The signal indicating an approved inquiry station appearing in the conductor 58 is also applied to a randomnumber generator 64, a single rotation motor 66, and a delay circuit 68. Upon receiving the signal, the randomnumber generator 64 provides a signal-represented five-bit binary number on five output conductors 70 which are connected to the adder 54 and to a rotary distributor 72. The random-number generator may comprise various devices including a magnetic drum with a plurality of random numbers thereon, which are provided to the conductors 70 upon receiving a signal as from the conductor 58.
The random-value number carried by the conductors 70 and applied to the adder 54 is added to the numerical value manifest by signals in the conductors 62 from the memory 46. Therefore, these two values are added and returned to the addressed memory location through conductors 78 upon the appearance of the approved signal from the delay circuit 68. As a result, the variable value in the memory location of the memory 46 associated with the particular inquiry station in communication is altered by a predetermined random number. That is, the adder 54 which may comprise a conventional binary parallel adder additively combines the signals from the randomnumber generator and the signals from the memory 46 to form a new set of signals which are returned to the memory 46 when the memory receives a signal from the delay circuit 68 commanding a "write" operation.

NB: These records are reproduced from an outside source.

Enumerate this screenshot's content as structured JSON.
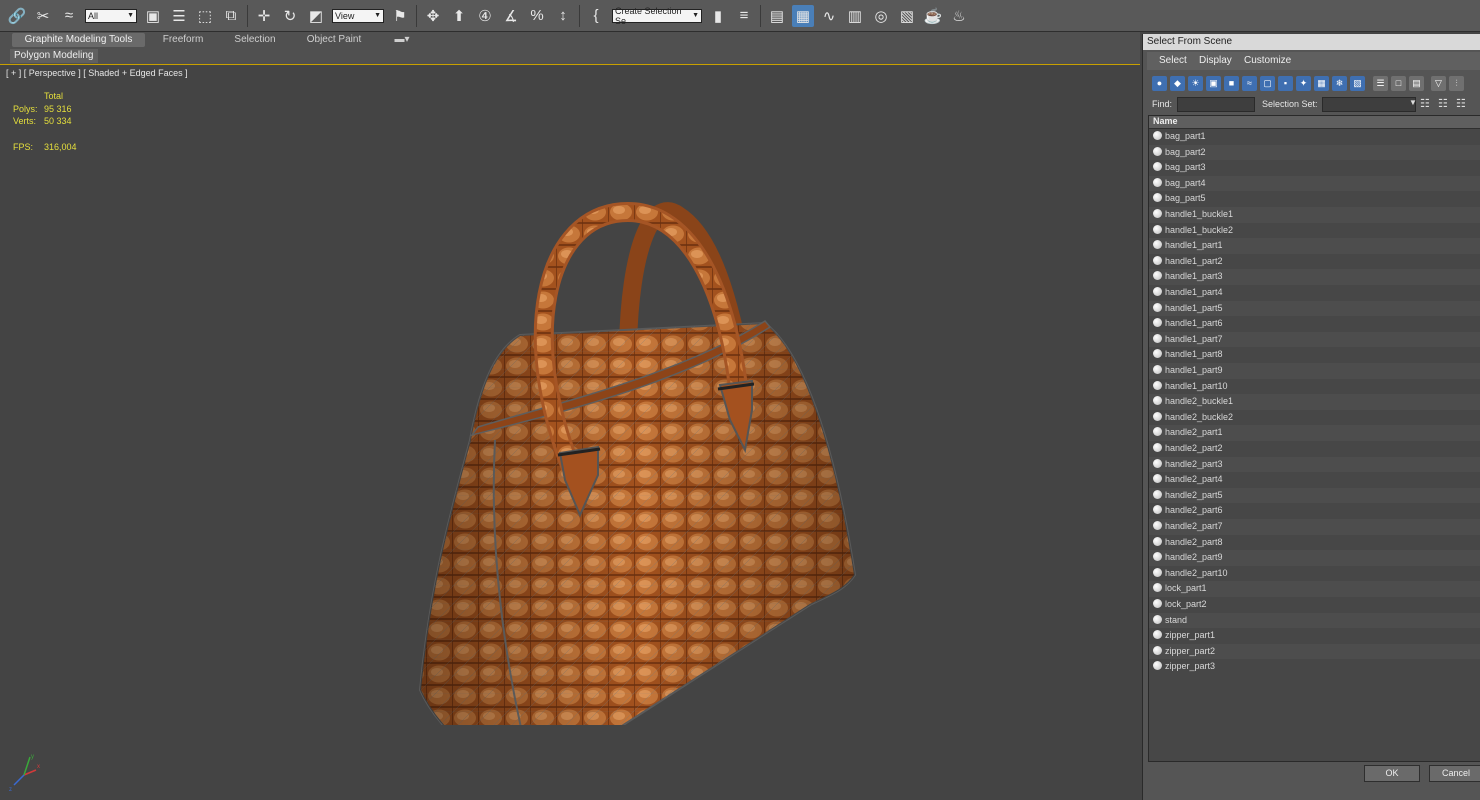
{
  "toolbar": {
    "filter_value": "All",
    "coord_value": "View",
    "selection_set_placeholder": "Create Selection Se",
    "icons": [
      "link-icon",
      "unlink-icon",
      "bind-spacewarp-icon",
      "select-object-icon",
      "select-by-name-icon",
      "rect-region-icon",
      "window-crossing-icon",
      "move-icon",
      "rotate-icon",
      "scale-icon",
      "select-manipulate-icon",
      "pivot-icon",
      "keyboard-shortcut-icon",
      "snap-3d-icon",
      "angle-snap-icon",
      "percent-snap-icon",
      "spinner-snap-icon",
      "edit-named-sets-icon",
      "mirror-icon",
      "align-icon",
      "layer-manager-icon",
      "graphite-icon",
      "curve-editor-icon",
      "schematic-view-icon",
      "material-editor-icon",
      "render-setup-icon",
      "rendered-frame-icon",
      "render-icon",
      "render-iterative-icon"
    ]
  },
  "ribbon": {
    "tabs": [
      "Graphite Modeling Tools",
      "Freeform",
      "Selection",
      "Object Paint"
    ],
    "active_tab": "Graphite Modeling Tools",
    "panel": "Polygon Modeling"
  },
  "viewport": {
    "label": "[ + ] [ Perspective ] [ Shaded + Edged Faces ]",
    "stats": {
      "total_label": "Total",
      "polys_label": "Polys:",
      "polys_value": "95 316",
      "verts_label": "Verts:",
      "verts_value": "50 334",
      "fps_label": "FPS:",
      "fps_value": "316,004"
    },
    "axis_labels": {
      "x": "x",
      "y": "y",
      "z": "z"
    }
  },
  "dialog": {
    "title": "Select From Scene",
    "menu": [
      "Select",
      "Display",
      "Customize"
    ],
    "find_label": "Find:",
    "selection_set_label": "Selection Set:",
    "column_name": "Name",
    "items": [
      "bag_part1",
      "bag_part2",
      "bag_part3",
      "bag_part4",
      "bag_part5",
      "handle1_buckle1",
      "handle1_buckle2",
      "handle1_part1",
      "handle1_part2",
      "handle1_part3",
      "handle1_part4",
      "handle1_part5",
      "handle1_part6",
      "handle1_part7",
      "handle1_part8",
      "handle1_part9",
      "handle1_part10",
      "handle2_buckle1",
      "handle2_buckle2",
      "handle2_part1",
      "handle2_part2",
      "handle2_part3",
      "handle2_part4",
      "handle2_part5",
      "handle2_part6",
      "handle2_part7",
      "handle2_part8",
      "handle2_part9",
      "handle2_part10",
      "lock_part1",
      "lock_part2",
      "stand",
      "zipper_part1",
      "zipper_part2",
      "zipper_part3"
    ],
    "ok_label": "OK",
    "cancel_label": "Cancel"
  }
}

To maintain the remotely registered value in coincidence with this alteration, it is necessary to alter the contents of the register 26 at the inquiry station. To accomplish this operation, the signals from the randomnumber generator 64 are converted into a series of pulses by a distributor 72 passing through a single revolution under control of the single-rotation motor 66. The distributor 72 has a plurality of stationary contacts 73 which are sequentially engaged by a rotary contact 75 driven by the single-rotation motor 66. The first contact 73 engaged by the rotary contact 75 is connected to the conductor 70c which carries the least-significant binary digit. The next two stationary contacts 73 are connected to the conductor 706 which carries the next least significant digit. The next four stationary contacts 73 are associated with another conductor, as are the next eight and the next sixteen. Therefore, as the rotary contact 75 passes through a cycle of rotation it receives a number of pulses which is equal the binary value from the random-number generator 64. This series of pulses is received by the conductor 36 to qualify the gate 34 and permit a series of burst signals to ibe applied to the transducer 30. These burst signals are transformed to a sonic form by the transducer 30 then sent through the telephone system 16 to the telephone system 14 and received at the ear piece of